In PCBs, “multilayer” refers to a type of circuit board that consists of more than two layers of conductive material separated by insulating layers. These additional layers provide increased complexity and versatility for accommodating complex electronic circuits.

Yes, a PCB can have three layers, and such boards are commonly referred to as “3-layer PCBs.” These typically consist of two layers for routing signals and one central layer for either ground or power distribution.

  • Single-Layer PCB: Contains one layer of conductive material.
  • Double-Sided PCB: Contains two layers with a layer of insulating material between them.
  • Multilayer PCB: Has more than two conductive layers, separated by insulating material. Offers increased component density, enhanced signal integrity, and versatility compared to single and double-layer boards.

A 4-layer PCB consists of four conductive layers separated by insulating material. These boards are commonly used in applications that require more complexity than what can be achieved with single or double-layer boards.
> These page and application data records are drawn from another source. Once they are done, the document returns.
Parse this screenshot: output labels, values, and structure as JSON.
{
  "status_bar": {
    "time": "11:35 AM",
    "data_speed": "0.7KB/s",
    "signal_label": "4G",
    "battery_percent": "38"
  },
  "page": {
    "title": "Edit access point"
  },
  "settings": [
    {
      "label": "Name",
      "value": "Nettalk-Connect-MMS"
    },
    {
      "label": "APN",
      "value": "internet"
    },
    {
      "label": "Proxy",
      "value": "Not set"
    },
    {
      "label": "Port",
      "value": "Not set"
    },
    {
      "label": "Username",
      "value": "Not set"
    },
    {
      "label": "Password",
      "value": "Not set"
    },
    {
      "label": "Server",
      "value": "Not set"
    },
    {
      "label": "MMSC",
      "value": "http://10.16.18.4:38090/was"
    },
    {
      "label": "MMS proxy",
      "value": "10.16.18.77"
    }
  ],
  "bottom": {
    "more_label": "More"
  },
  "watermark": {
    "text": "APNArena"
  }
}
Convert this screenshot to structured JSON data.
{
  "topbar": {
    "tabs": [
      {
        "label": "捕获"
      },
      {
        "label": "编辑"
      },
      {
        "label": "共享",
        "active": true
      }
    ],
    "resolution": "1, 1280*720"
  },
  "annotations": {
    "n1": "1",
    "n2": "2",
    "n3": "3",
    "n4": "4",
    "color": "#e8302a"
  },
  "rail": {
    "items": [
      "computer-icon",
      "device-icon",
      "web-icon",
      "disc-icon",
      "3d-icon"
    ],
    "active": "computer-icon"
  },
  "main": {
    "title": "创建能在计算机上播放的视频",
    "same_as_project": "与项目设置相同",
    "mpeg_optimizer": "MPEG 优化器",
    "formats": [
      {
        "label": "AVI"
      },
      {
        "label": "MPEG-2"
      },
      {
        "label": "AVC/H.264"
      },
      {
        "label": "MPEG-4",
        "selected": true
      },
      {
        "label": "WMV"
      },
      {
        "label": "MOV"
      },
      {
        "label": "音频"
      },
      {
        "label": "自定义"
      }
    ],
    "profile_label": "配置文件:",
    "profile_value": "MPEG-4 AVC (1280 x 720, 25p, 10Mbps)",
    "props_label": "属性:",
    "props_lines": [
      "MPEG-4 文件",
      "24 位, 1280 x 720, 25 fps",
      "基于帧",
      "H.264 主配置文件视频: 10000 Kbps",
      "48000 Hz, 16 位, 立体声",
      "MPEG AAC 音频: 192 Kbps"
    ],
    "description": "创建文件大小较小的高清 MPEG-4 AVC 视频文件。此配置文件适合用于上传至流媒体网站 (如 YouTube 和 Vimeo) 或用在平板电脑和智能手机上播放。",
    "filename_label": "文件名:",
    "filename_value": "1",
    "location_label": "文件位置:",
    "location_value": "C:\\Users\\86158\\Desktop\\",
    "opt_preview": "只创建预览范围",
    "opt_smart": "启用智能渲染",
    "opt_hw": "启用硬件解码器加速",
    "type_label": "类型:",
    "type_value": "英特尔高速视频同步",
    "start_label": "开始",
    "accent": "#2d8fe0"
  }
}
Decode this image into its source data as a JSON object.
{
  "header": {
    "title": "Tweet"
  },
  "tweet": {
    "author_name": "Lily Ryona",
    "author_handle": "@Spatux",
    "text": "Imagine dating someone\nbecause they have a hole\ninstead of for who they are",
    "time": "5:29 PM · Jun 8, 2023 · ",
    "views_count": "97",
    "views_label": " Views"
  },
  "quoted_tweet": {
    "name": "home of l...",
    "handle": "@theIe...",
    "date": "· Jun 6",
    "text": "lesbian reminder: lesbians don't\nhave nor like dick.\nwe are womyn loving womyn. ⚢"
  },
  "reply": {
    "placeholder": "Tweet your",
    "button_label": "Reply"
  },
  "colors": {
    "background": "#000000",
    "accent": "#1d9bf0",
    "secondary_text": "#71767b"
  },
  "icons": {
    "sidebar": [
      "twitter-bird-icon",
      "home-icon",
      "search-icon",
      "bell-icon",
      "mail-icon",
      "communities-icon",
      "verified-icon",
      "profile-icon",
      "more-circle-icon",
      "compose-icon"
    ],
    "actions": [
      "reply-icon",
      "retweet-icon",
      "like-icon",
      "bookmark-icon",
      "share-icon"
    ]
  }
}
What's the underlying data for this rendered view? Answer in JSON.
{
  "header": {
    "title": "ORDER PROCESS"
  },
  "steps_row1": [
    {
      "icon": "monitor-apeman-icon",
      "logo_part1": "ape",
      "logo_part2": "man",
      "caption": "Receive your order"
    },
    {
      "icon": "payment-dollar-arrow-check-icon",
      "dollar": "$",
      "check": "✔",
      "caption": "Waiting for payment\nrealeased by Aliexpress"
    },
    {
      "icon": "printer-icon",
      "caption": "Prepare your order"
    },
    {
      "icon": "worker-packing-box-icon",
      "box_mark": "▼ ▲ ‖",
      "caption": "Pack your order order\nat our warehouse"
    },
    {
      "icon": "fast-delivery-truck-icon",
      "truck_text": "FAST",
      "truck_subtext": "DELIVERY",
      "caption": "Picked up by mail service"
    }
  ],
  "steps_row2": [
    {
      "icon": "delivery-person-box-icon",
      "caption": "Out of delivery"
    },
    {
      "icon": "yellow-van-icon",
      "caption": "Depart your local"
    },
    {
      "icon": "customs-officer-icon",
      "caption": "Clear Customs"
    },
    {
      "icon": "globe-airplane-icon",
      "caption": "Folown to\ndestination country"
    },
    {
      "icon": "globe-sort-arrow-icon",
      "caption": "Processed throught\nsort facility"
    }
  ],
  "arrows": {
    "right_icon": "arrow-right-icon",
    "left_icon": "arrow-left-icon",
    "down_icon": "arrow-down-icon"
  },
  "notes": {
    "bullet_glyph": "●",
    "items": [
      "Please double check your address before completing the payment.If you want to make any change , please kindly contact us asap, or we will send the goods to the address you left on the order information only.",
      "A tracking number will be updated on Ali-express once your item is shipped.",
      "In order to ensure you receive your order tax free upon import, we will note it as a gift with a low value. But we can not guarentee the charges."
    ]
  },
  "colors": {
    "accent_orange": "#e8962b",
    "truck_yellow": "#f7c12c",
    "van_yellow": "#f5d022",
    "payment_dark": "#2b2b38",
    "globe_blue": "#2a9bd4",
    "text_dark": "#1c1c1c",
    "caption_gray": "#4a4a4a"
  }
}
The additional layers provide improved signal integrity, power distribution, and thermal management compared to simpler designs.